But apart from the foregoing, and even if the defendant is to be characterized as a tenant in the strict legal sense of that word, the majority fails to recognize that the Seattle housing code was not properly before the trial court.

In his answer, affirmative defense and counterclaim, the defendant alleged violations of the provisions of the housing, building, fire, health and sanitation codes of the City of Seattle. Such shotgun pleading is a clear violation of CR 9 (i). At the time of trial, absolutely no proof of the housing code was provided, except to offer an unauthenticated, unidentified booklet entitled "Housing Code, City of Seattle." *37 The trial court, on that ground alone, correctly rejected testimony about violations of a city ordinance which had not been properly pleaded, properly authenticated or properly identified.

The trial court should be affirmed.

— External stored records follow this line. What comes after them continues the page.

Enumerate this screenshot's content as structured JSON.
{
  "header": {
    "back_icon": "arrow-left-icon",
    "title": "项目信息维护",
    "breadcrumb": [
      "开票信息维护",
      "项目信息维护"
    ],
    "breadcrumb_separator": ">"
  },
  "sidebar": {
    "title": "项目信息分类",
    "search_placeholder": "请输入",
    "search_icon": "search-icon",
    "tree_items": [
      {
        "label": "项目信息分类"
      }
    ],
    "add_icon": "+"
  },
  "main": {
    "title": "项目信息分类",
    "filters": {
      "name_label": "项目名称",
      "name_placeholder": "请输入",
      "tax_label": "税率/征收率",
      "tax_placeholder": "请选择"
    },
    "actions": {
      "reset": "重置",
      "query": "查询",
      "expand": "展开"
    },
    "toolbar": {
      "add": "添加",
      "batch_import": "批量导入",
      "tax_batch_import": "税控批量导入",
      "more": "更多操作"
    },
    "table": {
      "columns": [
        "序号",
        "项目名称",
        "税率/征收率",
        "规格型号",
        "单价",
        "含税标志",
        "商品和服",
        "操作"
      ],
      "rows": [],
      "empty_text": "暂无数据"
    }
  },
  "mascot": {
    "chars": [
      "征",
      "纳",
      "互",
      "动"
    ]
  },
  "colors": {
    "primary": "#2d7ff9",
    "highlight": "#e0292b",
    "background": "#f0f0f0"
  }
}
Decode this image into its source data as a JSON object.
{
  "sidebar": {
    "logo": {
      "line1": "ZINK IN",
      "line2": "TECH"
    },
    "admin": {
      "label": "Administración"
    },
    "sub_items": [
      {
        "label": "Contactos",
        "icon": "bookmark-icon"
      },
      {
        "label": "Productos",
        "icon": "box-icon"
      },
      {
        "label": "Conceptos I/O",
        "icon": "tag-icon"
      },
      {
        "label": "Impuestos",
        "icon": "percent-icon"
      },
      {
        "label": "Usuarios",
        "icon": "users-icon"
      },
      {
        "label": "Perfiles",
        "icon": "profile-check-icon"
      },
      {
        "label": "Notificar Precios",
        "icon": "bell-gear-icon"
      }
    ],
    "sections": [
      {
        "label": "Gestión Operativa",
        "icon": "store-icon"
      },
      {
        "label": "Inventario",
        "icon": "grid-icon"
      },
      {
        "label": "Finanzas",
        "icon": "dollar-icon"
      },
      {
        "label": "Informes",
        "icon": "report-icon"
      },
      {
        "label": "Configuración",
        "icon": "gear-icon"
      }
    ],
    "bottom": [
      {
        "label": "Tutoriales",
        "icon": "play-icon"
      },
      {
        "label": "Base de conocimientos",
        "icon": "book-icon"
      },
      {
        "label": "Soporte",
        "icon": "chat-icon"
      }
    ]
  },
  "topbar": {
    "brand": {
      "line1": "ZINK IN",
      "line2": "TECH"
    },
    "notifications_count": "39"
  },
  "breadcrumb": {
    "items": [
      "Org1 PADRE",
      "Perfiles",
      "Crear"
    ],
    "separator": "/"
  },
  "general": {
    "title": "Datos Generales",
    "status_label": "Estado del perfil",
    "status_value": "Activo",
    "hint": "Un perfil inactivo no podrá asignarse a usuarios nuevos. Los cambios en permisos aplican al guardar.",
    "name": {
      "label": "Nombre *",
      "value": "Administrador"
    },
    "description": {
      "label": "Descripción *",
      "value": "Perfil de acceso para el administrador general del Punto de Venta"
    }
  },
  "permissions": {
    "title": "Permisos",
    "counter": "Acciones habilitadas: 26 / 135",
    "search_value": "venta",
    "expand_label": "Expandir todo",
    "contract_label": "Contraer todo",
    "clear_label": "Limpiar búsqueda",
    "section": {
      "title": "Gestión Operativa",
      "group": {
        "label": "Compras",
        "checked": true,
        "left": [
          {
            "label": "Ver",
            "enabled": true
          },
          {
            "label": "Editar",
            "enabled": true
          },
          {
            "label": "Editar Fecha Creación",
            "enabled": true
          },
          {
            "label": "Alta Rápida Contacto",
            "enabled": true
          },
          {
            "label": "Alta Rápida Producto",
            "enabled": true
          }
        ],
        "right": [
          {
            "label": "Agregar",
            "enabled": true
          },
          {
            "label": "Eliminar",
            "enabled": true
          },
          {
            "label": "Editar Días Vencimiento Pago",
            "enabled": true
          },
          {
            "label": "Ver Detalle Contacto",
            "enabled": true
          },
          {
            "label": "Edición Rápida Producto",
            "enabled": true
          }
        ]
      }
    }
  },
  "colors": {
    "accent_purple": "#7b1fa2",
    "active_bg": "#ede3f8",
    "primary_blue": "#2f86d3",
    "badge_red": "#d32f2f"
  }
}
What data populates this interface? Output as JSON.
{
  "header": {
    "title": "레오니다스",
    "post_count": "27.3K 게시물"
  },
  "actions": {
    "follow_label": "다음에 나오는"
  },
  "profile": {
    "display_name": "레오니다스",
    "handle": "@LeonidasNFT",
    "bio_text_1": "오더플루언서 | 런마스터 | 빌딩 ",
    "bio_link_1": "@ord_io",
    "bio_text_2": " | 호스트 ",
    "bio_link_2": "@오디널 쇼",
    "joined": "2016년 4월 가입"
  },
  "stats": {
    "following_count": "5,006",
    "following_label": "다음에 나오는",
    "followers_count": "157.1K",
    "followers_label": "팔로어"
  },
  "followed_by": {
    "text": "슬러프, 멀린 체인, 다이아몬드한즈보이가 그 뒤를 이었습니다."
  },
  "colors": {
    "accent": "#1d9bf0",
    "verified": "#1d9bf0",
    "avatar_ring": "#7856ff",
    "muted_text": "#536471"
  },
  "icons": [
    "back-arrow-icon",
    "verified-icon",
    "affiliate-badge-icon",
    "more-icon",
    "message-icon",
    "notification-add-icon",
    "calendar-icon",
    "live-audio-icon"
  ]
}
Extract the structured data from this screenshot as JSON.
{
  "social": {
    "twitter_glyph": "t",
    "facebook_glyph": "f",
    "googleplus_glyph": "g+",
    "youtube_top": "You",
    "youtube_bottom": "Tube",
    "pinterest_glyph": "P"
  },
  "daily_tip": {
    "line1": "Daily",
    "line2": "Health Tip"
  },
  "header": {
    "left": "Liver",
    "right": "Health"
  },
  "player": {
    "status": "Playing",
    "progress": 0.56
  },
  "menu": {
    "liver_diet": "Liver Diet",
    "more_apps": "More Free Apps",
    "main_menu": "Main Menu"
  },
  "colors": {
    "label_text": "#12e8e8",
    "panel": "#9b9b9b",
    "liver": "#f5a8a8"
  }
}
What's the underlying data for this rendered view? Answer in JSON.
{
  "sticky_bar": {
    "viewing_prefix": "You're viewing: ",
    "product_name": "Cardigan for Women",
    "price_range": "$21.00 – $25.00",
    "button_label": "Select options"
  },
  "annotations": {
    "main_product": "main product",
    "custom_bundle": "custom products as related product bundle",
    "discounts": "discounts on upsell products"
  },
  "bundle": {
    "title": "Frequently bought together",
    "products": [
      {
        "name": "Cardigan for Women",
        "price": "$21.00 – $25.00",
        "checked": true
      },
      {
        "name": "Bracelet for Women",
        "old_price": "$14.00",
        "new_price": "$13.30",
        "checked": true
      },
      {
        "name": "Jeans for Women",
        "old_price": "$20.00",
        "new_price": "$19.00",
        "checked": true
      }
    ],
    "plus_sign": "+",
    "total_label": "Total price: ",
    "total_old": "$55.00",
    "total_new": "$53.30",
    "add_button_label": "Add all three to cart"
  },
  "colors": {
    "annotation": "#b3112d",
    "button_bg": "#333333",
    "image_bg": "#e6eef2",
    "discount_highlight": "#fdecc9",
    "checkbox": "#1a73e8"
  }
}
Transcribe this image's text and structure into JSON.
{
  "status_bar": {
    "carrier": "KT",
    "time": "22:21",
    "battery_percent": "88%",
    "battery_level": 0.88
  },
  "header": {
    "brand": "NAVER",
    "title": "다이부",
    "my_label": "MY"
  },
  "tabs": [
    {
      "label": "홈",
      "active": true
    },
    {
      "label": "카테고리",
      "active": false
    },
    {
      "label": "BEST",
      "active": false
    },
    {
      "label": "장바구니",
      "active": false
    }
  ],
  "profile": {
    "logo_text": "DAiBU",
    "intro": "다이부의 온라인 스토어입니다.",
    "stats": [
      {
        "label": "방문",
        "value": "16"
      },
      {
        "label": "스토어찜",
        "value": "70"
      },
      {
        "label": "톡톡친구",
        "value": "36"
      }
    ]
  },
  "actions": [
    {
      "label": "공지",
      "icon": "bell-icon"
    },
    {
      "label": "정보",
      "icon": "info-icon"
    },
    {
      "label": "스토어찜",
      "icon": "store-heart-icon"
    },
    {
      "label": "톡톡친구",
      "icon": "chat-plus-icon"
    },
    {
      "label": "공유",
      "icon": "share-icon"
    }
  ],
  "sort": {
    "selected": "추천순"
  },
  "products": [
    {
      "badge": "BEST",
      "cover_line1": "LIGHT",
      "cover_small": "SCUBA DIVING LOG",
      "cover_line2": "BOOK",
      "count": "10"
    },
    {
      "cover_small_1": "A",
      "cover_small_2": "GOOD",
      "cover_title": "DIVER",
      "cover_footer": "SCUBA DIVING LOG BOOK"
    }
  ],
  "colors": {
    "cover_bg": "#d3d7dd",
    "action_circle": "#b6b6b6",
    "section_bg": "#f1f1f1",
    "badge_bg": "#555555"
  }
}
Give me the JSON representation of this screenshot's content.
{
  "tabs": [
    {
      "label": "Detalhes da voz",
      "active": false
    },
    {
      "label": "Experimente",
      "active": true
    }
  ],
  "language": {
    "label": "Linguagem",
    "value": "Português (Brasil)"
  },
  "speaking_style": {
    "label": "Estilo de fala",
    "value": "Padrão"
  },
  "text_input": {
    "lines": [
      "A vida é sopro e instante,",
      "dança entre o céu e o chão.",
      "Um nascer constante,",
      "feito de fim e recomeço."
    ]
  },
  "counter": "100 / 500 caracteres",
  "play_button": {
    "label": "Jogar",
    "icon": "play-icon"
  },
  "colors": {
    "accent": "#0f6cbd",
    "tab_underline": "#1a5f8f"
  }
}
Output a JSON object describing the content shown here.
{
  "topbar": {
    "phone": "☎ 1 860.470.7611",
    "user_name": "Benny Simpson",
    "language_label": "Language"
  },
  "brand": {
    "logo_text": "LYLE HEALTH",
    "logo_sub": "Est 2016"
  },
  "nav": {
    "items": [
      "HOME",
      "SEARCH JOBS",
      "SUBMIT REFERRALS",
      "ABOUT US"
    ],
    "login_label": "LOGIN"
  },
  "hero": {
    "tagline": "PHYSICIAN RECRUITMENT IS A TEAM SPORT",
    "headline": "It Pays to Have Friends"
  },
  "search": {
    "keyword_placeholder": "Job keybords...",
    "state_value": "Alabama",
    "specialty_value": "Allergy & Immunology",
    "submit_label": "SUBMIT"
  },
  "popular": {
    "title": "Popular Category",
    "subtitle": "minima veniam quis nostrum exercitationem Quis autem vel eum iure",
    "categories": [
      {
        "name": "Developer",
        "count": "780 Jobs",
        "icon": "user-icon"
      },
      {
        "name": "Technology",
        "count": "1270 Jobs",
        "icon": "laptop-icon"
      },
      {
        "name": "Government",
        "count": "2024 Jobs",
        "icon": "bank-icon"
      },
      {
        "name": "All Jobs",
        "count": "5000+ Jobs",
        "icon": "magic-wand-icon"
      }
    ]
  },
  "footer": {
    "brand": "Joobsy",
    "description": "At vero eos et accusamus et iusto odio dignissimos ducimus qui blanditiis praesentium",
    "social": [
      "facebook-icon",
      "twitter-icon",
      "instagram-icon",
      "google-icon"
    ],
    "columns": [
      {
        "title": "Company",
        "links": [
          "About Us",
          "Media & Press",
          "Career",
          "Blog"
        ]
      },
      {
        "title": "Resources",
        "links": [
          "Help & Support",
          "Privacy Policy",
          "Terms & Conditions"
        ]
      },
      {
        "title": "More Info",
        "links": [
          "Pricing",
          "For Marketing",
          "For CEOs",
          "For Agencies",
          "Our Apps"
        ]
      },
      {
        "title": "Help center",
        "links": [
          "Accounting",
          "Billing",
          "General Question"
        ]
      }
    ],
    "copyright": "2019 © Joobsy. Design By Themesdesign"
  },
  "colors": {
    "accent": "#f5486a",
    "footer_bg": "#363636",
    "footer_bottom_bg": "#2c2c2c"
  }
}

WRIGHT, J., concurs with BRACHTENBACH, J.

RYAN, J.[*] (concurring in the result of the dissent)

However desirable the majority's endorsement of the doctrine of implied warranty of habitability may be, this is not a proper case for its application.

I would, therefore, concur in the result of the dissent.

Petition for rehearing denied December 12, 1973.


[1] Evidence of one or two minor infractions of a housing code which do not affect habitability are inconsequential and would not entitle the tenant to a reduction in rent. Also, the tenant's defense does not depend on official inspection or official finding of violations of a city housing code. Javins v. First Nat'l Realty Corp., 428 F.2d 1071 (D.C. Cir.1970), cert. denied, 400 U.S. 925, 27 L. Ed. 2d 185, 91 S. Ct. 186 (1970); Diamond Housing Corp. v. Robinson, 257 A.2d 492 (D.C. Cir.1969).

[*] Justice Ryan is serving as a justice pro tempore of the Supreme Court pursuant to Const. art. 4, § 2(a) (amendment 38).